Yes. Confidentiality – knowing that what you talk about in group will not leave the room – is the cornerstone of therapy. In all forms of therapy, there are some exceptions to confidentiality and it is important that you know about them. You will receive an Informed Consent document with detailed explanations. In some specific situations, the group facilitators can disclose your private information without your consent. Common exceptions to Confidentiality include:

  • To protect you or the public from serious harm — if, for example, you discuss intent and plans to attempt suicide or harm another person.
  • We are required to report ongoing abuse or neglect of children, the elderly or dependent adults (people with disabilities). However, if an adult discloses that he or she was abused as a child, we typically aren’t bound to report that abuse, unless there are other children continuing to be abused.
  • We may release information if we receive a court order. That might happen if a person’s mental health came into question during legal proceedings.
Do I have to already be in individual therapy to join the group?
No, it is not required that you be in individual therapy before beginning the group. However, group work can activate strong emotions and memories. Some of this can be processed in a group setting, but depending on the intensity of one’s experiences, we may suggest or even require group participants to engage in their own individual therapy for additional support. In such a case, the group facilitators will help you find an individual therapist at WILA (if you require a reduced fee) or provide you with another appropriate referral.
What's the process to join the group?

Contact WILA at 424-371-5191 or email and one of our therapists will contact you to do a brief (10 minute) screening call. Each person is carefully screened for appropriate fit by the group facilitators and group supervisors. If it is determined that you may not be a good fit for the group, you will be offered appropriate referrals.

Will I have to share details about what happened to me?
As a part of the screening call and the first group meeting, each participant will be asked to share her reasons for interest in the group. However, we encourage and regularly remind each participant that she has the right to provide as much or as little detail as she is comfortable sharing.
Will I be required to name my perpetrator(s)?
No. Participants will only be asked to share information that they are comfortable sharing, in as much or as little detail as they choose. In fact, during the 1st group meeting, we will discuss confidentiality, safety, and the psychological risks and benefits of sharing what has happened to you.
Is the group really free?
Yes. There is no cost to participants for the entire 5 week group experience. WILA recognizes that providing accessible mental health support services will make an impact on the community’s ability to heal and grow in the face of individual and collective trauma.
Who will be facilitating the Safe Space groups?

Safe Space groups are facilitated by pre-licensed therapists enrolled in WILA’s Psychology Internship and Postgraduate Fellowship.
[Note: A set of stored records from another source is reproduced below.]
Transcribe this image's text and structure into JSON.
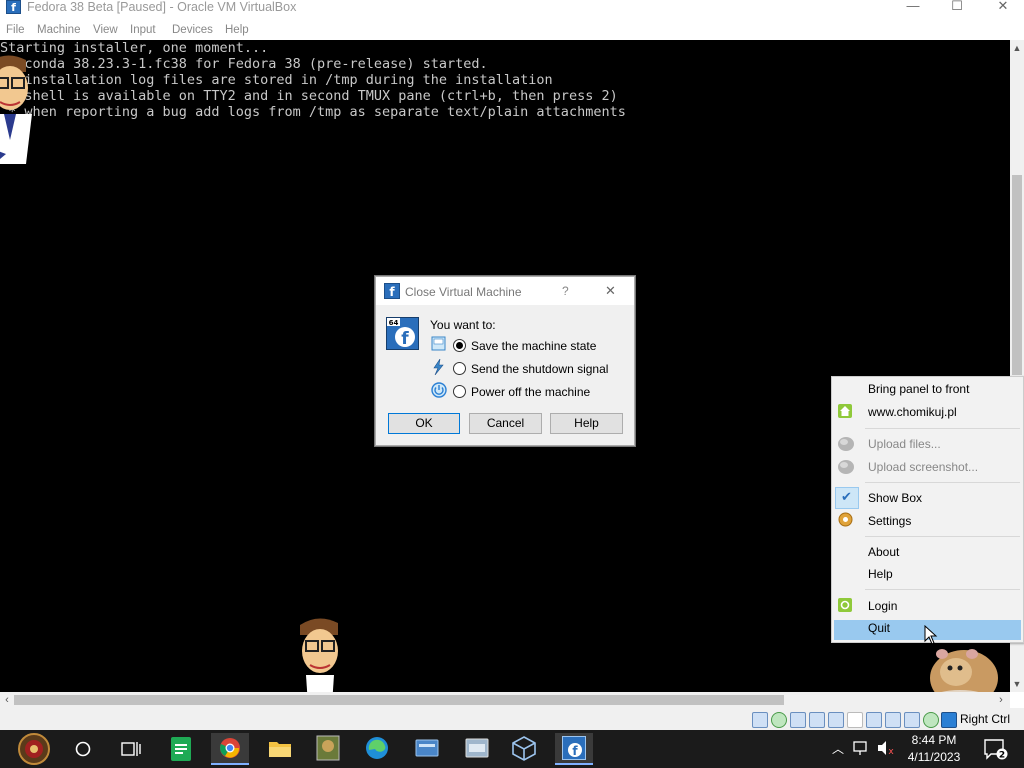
{
  "window": {
    "title": "Fedora 38 Beta [Paused] - Oracle VM VirtualBox",
    "controls": {
      "minimize": "—",
      "maximize": "☐",
      "close": "✕"
    }
  },
  "menubar": [
    "File",
    "Machine",
    "View",
    "Input",
    "Devices",
    "Help"
  ],
  "console": {
    "lines": [
      "Starting installer, one moment...",
      "anaconda 38.23.3-1.fc38 for Fedora 38 (pre-release) started.",
      " * installation log files are stored in /tmp during the installation",
      " * shell is available on TTY2 and in second TMUX pane (ctrl+b, then press 2)",
      " * when reporting a bug add logs from /tmp as separate text/plain attachments"
    ]
  },
  "dialog": {
    "title": "Close Virtual Machine",
    "help_glyph": "?",
    "close_glyph": "✕",
    "badge": "64",
    "prompt": "You want to:",
    "options": [
      {
        "label": "Save the machine state",
        "selected": true,
        "icon": "save-state-icon"
      },
      {
        "label": "Send the shutdown signal",
        "selected": false,
        "icon": "shutdown-signal-icon"
      },
      {
        "label": "Power off the machine",
        "selected": false,
        "icon": "power-icon"
      }
    ],
    "buttons": {
      "ok": "OK",
      "cancel": "Cancel",
      "help": "Help"
    }
  },
  "context_menu": {
    "items": [
      {
        "label": "Bring panel to front",
        "enabled": true
      },
      {
        "label": "www.chomikuj.pl",
        "enabled": true,
        "icon": "home-icon"
      },
      {
        "label": "Upload files...",
        "enabled": false,
        "icon": "upload-files-icon"
      },
      {
        "label": "Upload screenshot...",
        "enabled": false,
        "icon": "upload-screenshot-icon"
      },
      {
        "label": "Show Box",
        "enabled": true,
        "checked": true,
        "icon": "checkmark-icon"
      },
      {
        "label": "Settings",
        "enabled": true,
        "icon": "gear-icon"
      },
      {
        "label": "About",
        "enabled": true
      },
      {
        "label": "Help",
        "enabled": true
      },
      {
        "label": "Login",
        "enabled": true,
        "icon": "login-icon"
      },
      {
        "label": "Quit",
        "enabled": true,
        "highlighted": true
      }
    ]
  },
  "statusbar": {
    "host_key": "Right Ctrl"
  },
  "taskbar": {
    "apps": [
      "start-button",
      "search-button",
      "task-view-button",
      "sheets-app",
      "chrome-app",
      "file-explorer-app",
      "game-app",
      "edge-app",
      "app-window",
      "app-window-2",
      "virtualbox-app",
      "fedora-vm-app"
    ],
    "clock": {
      "time": "8:44 PM",
      "date": "4/11/2023"
    },
    "notification_count": "2"
  },
  "colors": {
    "console_bg": "#000000",
    "console_text": "#c8c8c8",
    "menu_highlight": "#99c9ef",
    "taskbar_bg": "#1b1b1b",
    "accent": "#2a7fd4"
  }
}
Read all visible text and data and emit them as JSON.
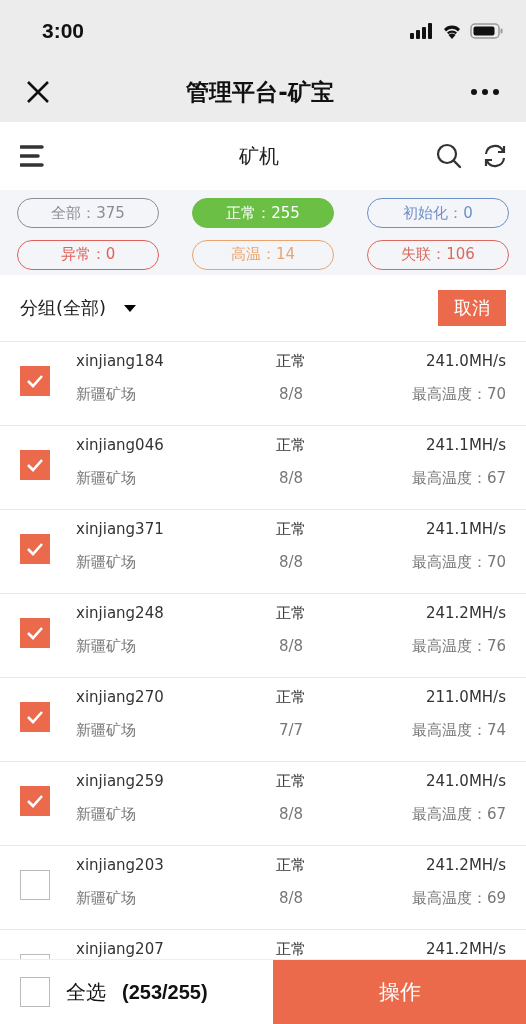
{
  "status_bar": {
    "time": "3:00"
  },
  "nav": {
    "title": "管理平台-矿宝"
  },
  "header": {
    "title": "矿机"
  },
  "filters": [
    {
      "label": "全部：375",
      "color": "#8c8c99",
      "selected": false
    },
    {
      "label": "正常：255",
      "color": "#6cbf45",
      "selected": true
    },
    {
      "label": "初始化：0",
      "color": "#6f8fc8",
      "selected": false
    },
    {
      "label": "异常：0",
      "color": "#e0605a",
      "selected": false
    },
    {
      "label": "高温：14",
      "color": "#eba46c",
      "selected": false
    },
    {
      "label": "失联：106",
      "color": "#d96a5e",
      "selected": false
    }
  ],
  "group": {
    "label": "分组(全部)",
    "cancel": "取消"
  },
  "rows": [
    {
      "name": "xinjiang184",
      "status": "正常",
      "hashrate": "241.0MH/s",
      "farm": "新疆矿场",
      "boards": "8/8",
      "temp": "最高温度：70",
      "checked": true
    },
    {
      "name": "xinjiang046",
      "status": "正常",
      "hashrate": "241.1MH/s",
      "farm": "新疆矿场",
      "boards": "8/8",
      "temp": "最高温度：67",
      "checked": true
    },
    {
      "name": "xinjiang371",
      "status": "正常",
      "hashrate": "241.1MH/s",
      "farm": "新疆矿场",
      "boards": "8/8",
      "temp": "最高温度：70",
      "checked": true
    },
    {
      "name": "xinjiang248",
      "status": "正常",
      "hashrate": "241.2MH/s",
      "farm": "新疆矿场",
      "boards": "8/8",
      "temp": "最高温度：76",
      "checked": true
    },
    {
      "name": "xinjiang270",
      "status": "正常",
      "hashrate": "211.0MH/s",
      "farm": "新疆矿场",
      "boards": "7/7",
      "temp": "最高温度：74",
      "checked": true
    },
    {
      "name": "xinjiang259",
      "status": "正常",
      "hashrate": "241.0MH/s",
      "farm": "新疆矿场",
      "boards": "8/8",
      "temp": "最高温度：67",
      "checked": true
    },
    {
      "name": "xinjiang203",
      "status": "正常",
      "hashrate": "241.2MH/s",
      "farm": "新疆矿场",
      "boards": "8/8",
      "temp": "最高温度：69",
      "checked": false
    },
    {
      "name": "xinjiang207",
      "status": "正常",
      "hashrate": "241.2MH/s",
      "checked": false
    }
  ],
  "footer": {
    "select_all": "全选",
    "count": "(253/255)",
    "select_all_checked": false,
    "action": "操作"
  }
}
The facilitators are supervised by licensed mental health professionals on WILA’s Teaching and Supervising Faculty with input from WILA’s Executive Director, Michele Gomes, Psy.D.

Where do the Safe Space groups take place?

Due to COVID-19, Safe Space groups are conducted virtually online. Otherwise, Safe Space groups take place at our West Los Angeles location which provides a safe, comfortable, accessible, and confidential atmosphere. We are conveniently located at 11845 West Olympic Boulevard, Suite 505W, Los Angeles, CA 90064. Ample street parking is available nearby.

What is WILA’s mission?
The mission of Wright Institute Los Angeles (WILA) is to keep high quality, long-term psychodynamic psychotherapy available and affordable. WILA is an affordable alternative for those without adequate health insurance benefits or the ability to pay for expensive private treatment. We remain one of the very few settings in Los Angeles where no limits are placed on treatment length or session frequency. Our aim is to help the individuals, couples, and families we serve lead richer, deeper, more fulfilling lives.